Segment Open

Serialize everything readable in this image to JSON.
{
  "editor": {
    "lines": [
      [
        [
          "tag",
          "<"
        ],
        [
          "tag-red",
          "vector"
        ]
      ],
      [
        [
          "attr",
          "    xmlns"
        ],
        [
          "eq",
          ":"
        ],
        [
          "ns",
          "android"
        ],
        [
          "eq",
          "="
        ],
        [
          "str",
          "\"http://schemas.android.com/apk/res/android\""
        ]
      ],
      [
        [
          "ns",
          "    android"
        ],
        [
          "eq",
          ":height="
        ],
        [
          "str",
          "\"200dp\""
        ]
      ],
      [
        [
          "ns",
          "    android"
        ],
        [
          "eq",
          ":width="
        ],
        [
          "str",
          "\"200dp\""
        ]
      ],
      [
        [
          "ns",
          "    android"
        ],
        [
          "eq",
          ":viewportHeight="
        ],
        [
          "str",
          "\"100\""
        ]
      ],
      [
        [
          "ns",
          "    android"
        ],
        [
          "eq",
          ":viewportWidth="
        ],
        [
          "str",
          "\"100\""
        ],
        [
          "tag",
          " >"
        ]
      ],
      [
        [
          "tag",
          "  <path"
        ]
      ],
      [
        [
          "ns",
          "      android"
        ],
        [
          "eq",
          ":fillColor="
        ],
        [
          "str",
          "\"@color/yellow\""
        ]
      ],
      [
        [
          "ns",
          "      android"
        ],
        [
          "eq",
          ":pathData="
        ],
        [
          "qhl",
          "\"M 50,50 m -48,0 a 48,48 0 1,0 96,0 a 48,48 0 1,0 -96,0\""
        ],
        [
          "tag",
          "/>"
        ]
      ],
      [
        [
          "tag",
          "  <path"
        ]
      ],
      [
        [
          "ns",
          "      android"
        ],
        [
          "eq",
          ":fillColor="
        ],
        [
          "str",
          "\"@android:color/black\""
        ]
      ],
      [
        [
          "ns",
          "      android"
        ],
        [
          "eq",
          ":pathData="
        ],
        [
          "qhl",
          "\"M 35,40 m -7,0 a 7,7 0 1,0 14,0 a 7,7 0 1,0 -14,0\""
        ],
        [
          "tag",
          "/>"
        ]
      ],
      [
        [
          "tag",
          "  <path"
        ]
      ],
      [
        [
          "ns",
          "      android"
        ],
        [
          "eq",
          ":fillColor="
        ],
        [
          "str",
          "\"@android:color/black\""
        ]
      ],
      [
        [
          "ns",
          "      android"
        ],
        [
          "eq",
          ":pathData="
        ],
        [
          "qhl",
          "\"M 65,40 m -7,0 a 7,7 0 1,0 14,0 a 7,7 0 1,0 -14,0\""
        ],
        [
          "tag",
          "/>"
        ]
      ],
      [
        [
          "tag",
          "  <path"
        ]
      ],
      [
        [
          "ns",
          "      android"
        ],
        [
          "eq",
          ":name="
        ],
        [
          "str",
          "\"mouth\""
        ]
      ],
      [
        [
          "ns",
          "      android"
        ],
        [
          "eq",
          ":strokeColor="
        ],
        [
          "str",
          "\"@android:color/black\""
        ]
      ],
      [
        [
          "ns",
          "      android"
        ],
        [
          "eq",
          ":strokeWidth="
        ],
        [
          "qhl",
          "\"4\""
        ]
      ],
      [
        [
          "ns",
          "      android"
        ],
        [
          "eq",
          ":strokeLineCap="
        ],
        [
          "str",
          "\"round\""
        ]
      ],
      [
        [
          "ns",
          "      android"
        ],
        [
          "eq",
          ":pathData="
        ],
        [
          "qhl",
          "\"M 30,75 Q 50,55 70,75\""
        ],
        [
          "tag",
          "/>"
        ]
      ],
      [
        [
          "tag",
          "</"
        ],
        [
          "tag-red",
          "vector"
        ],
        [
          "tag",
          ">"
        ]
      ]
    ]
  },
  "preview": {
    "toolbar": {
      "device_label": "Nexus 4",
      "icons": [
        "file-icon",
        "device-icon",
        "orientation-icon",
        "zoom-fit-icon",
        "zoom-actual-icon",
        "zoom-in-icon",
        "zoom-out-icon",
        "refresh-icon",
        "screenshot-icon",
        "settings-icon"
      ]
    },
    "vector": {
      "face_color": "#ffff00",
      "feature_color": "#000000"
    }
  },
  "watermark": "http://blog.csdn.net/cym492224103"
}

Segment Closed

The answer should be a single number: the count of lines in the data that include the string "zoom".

__Exercise solution__
4